However, behind the widely acclaimed success of this Convention - which has been ratified by more than 80 states - lie personal tragedies, academic controversy and diplomatic tensions.
The continuing steady flow of case-law from the various Member-States has resulted in the emergence of different approaches to the interpretation of key concepts in the Convention. In addition, over the years other global and regional legal instruments and the recommendations of the Special Commissions have had an impact on the implementation of the Convention.
This book brings together all these strands and provides an up-to-date, clear and highly readable discussion of the international operation of the Abduction Convention together with in-depth critical academic analysis. Particular emphasis is placed on analyzing the interpretation of the Convention in the light of the 1989 UN Convention on the Rights of the Child. Throughout the book, examples are brought from case-law in many jurisdictions and reference is made to relevant legal and social science literature and empirical research.
Over the past decade, increasing focus has been placed on what are effectively procedural issues, such as separate representation for children, undertakings, judicial liaison and mediation.
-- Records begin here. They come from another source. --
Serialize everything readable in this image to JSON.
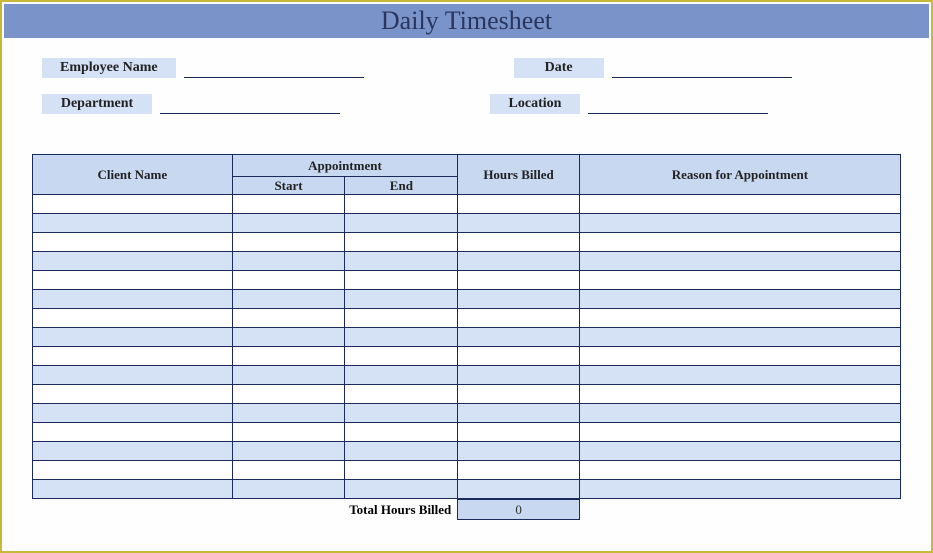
{
  "title": "Daily Timesheet",
  "fields": {
    "employeeName": {
      "label": "Employee Name",
      "value": ""
    },
    "date": {
      "label": "Date",
      "value": ""
    },
    "department": {
      "label": "Department",
      "value": ""
    },
    "location": {
      "label": "Location",
      "value": ""
    }
  },
  "table": {
    "headers": {
      "clientName": "Client Name",
      "appointment": "Appointment",
      "start": "Start",
      "end": "End",
      "hoursBilled": "Hours Billed",
      "reason": "Reason for Appointment"
    },
    "rows": [
      {
        "client": "",
        "start": "",
        "end": "",
        "hours": "",
        "reason": ""
      },
      {
        "client": "",
        "start": "",
        "end": "",
        "hours": "",
        "reason": ""
      },
      {
        "client": "",
        "start": "",
        "end": "",
        "hours": "",
        "reason": ""
      },
      {
        "client": "",
        "start": "",
        "end": "",
        "hours": "",
        "reason": ""
      },
      {
        "client": "",
        "start": "",
        "end": "",
        "hours": "",
        "reason": ""
      },
      {
        "client": "",
        "start": "",
        "end": "",
        "hours": "",
        "reason": ""
      },
      {
        "client": "",
        "start": "",
        "end": "",
        "hours": "",
        "reason": ""
      },
      {
        "client": "",
        "start": "",
        "end": "",
        "hours": "",
        "reason": ""
      },
      {
        "client": "",
        "start": "",
        "end": "",
        "hours": "",
        "reason": ""
      },
      {
        "client": "",
        "start": "",
        "end": "",
        "hours": "",
        "reason": ""
      },
      {
        "client": "",
        "start": "",
        "end": "",
        "hours": "",
        "reason": ""
      },
      {
        "client": "",
        "start": "",
        "end": "",
        "hours": "",
        "reason": ""
      },
      {
        "client": "",
        "start": "",
        "end": "",
        "hours": "",
        "reason": ""
      },
      {
        "client": "",
        "start": "",
        "end": "",
        "hours": "",
        "reason": ""
      },
      {
        "client": "",
        "start": "",
        "end": "",
        "hours": "",
        "reason": ""
      },
      {
        "client": "",
        "start": "",
        "end": "",
        "hours": "",
        "reason": ""
      }
    ],
    "totalLabel": "Total Hours Billed",
    "totalValue": "0"
  }
}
The book analyses the significance of these developments and the extent to which they can help resolve the continuing tension between the objectives of the Convention and the interests of individual children.
This book will be essential reading for judges, practitioners, researchers, students, policy-makers and others who are seeking a critical and informed analysis of the latest developments in international abduction law and practice.